There's a Rising Crisis in Giving Birth in Rural US

Many maternity centers are closing, leading women to have to travel or depend on alternatives
By Newser Editors and Wire Services
Posted Sep 18, 2023 11:30 AM CDT
In Rural America, 'Maternity Care Deserts'
Dr. Pam Evans in one of her exam rooms that is decorated with photos of babies she has delivered at the Henry County Medical Center in Paris, Tenn., on Tuesday, Aug. 29, 2023. The maternity ward at the facility closed in early September.   (AP Photo/Mark Humphrey)

A growing number of rural hospitals have shuttered their delivery units, forcing pregnant women to travel for care or face giving birth in an emergency room, reports the AP. Fewer than half of rural hospitals now have maternity units, prompting government officials and families to scramble. One solution gaining ground is freestanding midwife-led birth centers, but those often rely on nearby hospitals when complications arise. The closures have worsened so-called "maternity care deserts"—counties with no hospitals or birth centers that offer obstetric care and no OB providers. More than 2 million women of childbearing age live in such areas, the majority of which are rural. Ultimately, doctors and researchers say, having fewer hospital maternity units makes having babies less safe.

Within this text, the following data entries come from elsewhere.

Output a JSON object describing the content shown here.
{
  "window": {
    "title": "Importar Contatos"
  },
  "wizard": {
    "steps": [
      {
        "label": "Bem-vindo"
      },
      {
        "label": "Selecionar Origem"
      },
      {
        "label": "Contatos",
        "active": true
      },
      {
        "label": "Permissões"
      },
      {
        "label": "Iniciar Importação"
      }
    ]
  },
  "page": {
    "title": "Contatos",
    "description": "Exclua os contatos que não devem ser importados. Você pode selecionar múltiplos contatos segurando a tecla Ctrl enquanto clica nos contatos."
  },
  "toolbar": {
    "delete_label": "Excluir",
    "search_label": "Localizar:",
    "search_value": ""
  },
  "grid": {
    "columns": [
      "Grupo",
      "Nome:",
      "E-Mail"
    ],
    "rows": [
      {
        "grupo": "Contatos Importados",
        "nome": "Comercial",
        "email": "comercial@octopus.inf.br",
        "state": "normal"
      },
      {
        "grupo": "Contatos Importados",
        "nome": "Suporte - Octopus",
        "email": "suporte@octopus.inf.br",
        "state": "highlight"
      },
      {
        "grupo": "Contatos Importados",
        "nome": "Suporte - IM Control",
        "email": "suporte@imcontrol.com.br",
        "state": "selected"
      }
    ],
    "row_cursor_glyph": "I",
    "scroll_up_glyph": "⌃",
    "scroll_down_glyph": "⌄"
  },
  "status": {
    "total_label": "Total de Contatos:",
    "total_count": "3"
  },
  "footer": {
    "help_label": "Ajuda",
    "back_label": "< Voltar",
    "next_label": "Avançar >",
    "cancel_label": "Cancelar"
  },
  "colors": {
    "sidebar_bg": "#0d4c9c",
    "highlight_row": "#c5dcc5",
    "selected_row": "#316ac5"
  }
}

One study showed rural residents have a 9% greater probability of facing life-threatening complications or even death from pregnancy and birth compared to those in urban areas—and having less access to care plays a part. "Moms have complications everywhere. Babies have complications everywhere," says Dr. Eric Scott Palmer, a neonatologist who practiced at Henry County Medical Center in rural Tennessee before it ended obstetric services this month. "There will be people hurt. It's not a question of if—simply when." The American Hospital Association says at least 89 obstetric units closed in rural hospitals between 2015 and 2019, with more since.

The main reasons for closures are decreasing numbers of births; staffing issues; low reimbursement from Medicaid; and financial distress, says Peiyin Hung of the University of South Carolina's Rural and Minority Health Research Center. Officials at Saint Alphonsus hospital in Baker City, Oregon, for example, cited a shortage of OB nurses and declining deliveries in closing its maternity ward. "We will not sacrifice patient safety," reads an email from two leaders from the hospital. Read the full story, which notes that some states and communities are taking steps to create the aforementioned freestanding birth centers. For example, Connecticut Gov. Ned Lamont signed legislation that will license such centers and allow them to operate as an alternative for low-risk pregnancies.

(More health care stories.)

Stories to sink your teeth into.
Get our roundup of longform stories every Saturday.
Sign up
Get the news faster.
Tap to install our app.
Install the Newser News app
in two easy steps:
1. Tap in your navigation bar.
2. Tap to Add to Home Screen.